Source records
• • •

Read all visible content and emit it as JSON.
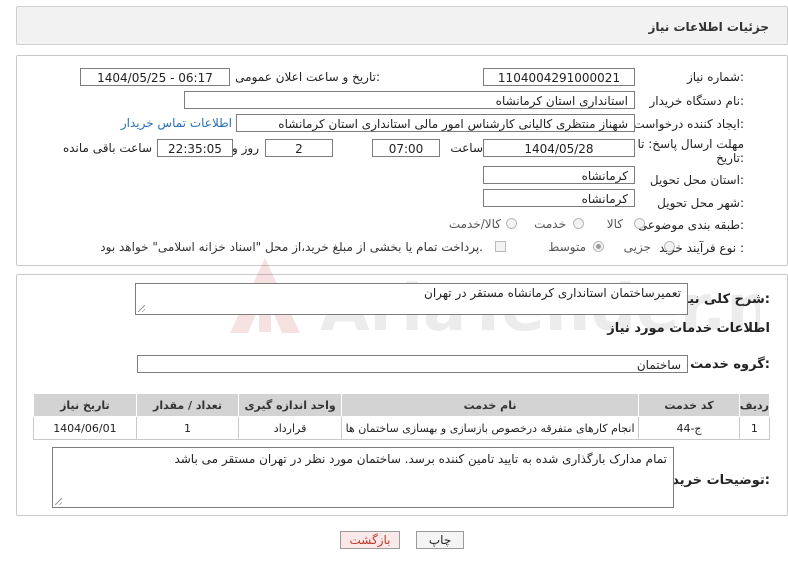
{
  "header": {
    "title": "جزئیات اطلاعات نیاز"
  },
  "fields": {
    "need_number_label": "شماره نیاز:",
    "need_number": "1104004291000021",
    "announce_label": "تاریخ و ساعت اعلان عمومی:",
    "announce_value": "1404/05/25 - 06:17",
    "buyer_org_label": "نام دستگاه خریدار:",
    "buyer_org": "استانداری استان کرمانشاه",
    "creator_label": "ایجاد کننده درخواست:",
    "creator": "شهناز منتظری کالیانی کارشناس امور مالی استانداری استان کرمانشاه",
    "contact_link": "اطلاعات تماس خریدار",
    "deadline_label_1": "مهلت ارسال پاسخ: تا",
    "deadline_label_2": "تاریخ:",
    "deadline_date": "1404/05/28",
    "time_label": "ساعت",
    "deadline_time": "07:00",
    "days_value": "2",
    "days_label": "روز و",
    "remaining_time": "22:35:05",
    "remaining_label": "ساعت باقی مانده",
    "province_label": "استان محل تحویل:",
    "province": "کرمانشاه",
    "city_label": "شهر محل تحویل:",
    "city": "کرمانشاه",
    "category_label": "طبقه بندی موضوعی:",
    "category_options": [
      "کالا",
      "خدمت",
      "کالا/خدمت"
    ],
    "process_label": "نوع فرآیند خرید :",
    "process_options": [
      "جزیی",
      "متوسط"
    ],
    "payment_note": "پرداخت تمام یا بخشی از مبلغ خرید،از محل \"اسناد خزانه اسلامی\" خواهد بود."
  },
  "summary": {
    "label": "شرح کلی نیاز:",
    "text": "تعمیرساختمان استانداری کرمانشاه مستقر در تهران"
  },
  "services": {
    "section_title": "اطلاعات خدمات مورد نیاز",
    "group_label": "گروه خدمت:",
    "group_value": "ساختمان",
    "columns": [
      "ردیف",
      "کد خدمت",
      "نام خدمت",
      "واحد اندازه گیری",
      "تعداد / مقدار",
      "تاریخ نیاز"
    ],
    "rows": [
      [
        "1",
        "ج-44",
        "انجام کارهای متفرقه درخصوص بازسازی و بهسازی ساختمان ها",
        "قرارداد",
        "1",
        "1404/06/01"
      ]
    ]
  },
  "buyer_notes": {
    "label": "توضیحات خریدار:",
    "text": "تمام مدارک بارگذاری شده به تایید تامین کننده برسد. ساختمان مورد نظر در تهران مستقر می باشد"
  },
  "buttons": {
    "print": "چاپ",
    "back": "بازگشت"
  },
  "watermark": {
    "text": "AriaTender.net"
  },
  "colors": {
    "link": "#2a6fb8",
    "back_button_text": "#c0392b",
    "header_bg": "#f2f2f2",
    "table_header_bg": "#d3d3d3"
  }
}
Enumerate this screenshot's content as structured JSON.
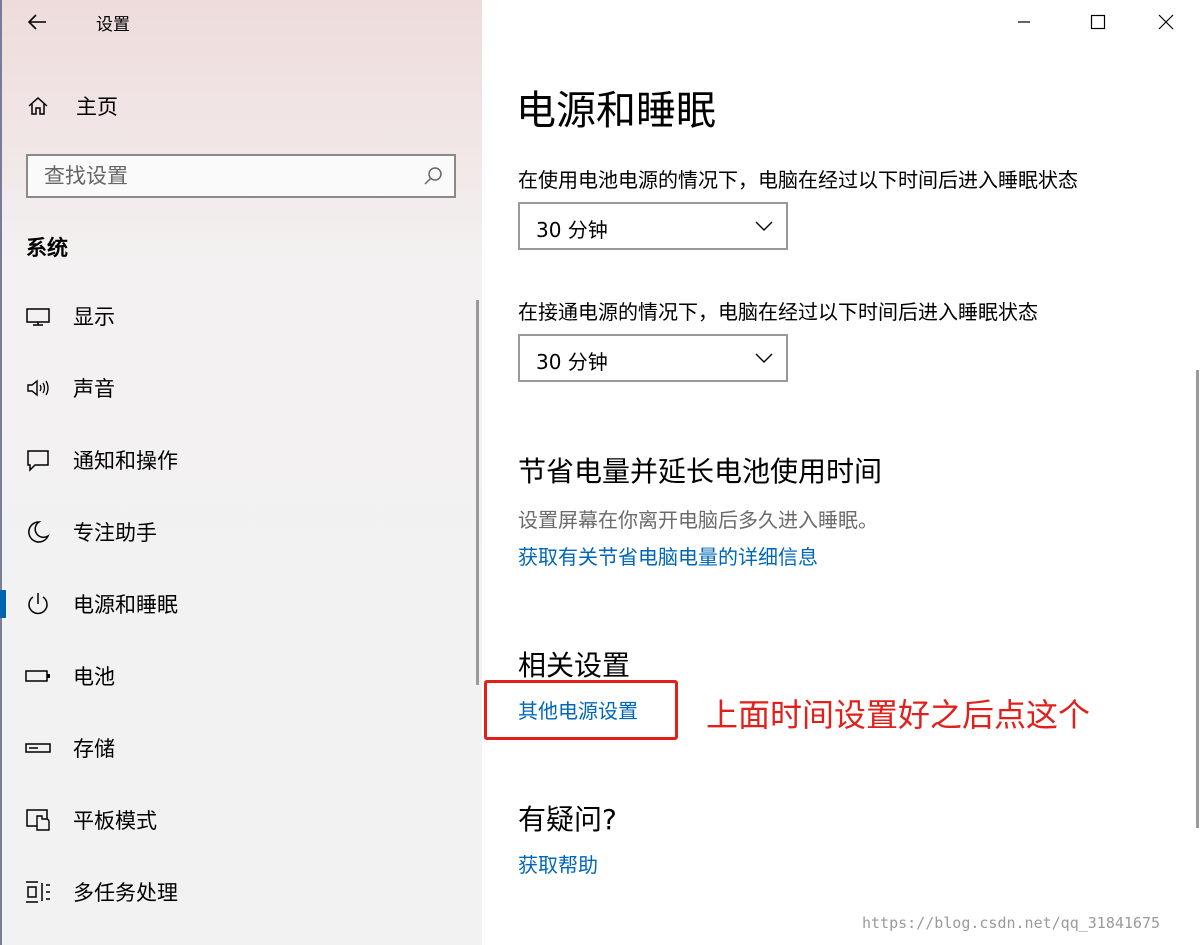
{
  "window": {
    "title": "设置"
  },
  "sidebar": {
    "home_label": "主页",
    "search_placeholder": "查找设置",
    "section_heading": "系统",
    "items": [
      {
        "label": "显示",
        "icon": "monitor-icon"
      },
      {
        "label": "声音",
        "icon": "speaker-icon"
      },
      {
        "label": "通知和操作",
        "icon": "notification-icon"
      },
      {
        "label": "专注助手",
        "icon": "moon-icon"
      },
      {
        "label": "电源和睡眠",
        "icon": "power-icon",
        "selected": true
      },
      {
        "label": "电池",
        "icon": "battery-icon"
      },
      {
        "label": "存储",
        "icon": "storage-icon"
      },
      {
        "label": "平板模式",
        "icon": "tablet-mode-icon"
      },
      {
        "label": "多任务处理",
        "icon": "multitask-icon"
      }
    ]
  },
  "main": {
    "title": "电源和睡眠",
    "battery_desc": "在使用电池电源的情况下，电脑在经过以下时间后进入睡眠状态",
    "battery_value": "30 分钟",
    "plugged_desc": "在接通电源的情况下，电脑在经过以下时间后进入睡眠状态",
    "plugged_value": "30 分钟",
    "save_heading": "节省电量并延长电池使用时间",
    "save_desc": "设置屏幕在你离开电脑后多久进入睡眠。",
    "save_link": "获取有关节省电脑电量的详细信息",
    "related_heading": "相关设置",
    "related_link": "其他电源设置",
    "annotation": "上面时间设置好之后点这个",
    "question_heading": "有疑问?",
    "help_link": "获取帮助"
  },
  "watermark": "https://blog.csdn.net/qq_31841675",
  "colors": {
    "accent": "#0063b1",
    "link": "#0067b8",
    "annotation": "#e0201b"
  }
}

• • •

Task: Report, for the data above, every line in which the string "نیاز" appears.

Written answer:
    "title": "جزئیات اطلاعات نیاز"
    "need_number_label": "شماره نیاز:",
    "label": "شرح کلی نیاز:",
    "section_title": "اطلاعات خدمات مورد نیاز",
      "تاریخ نیاز"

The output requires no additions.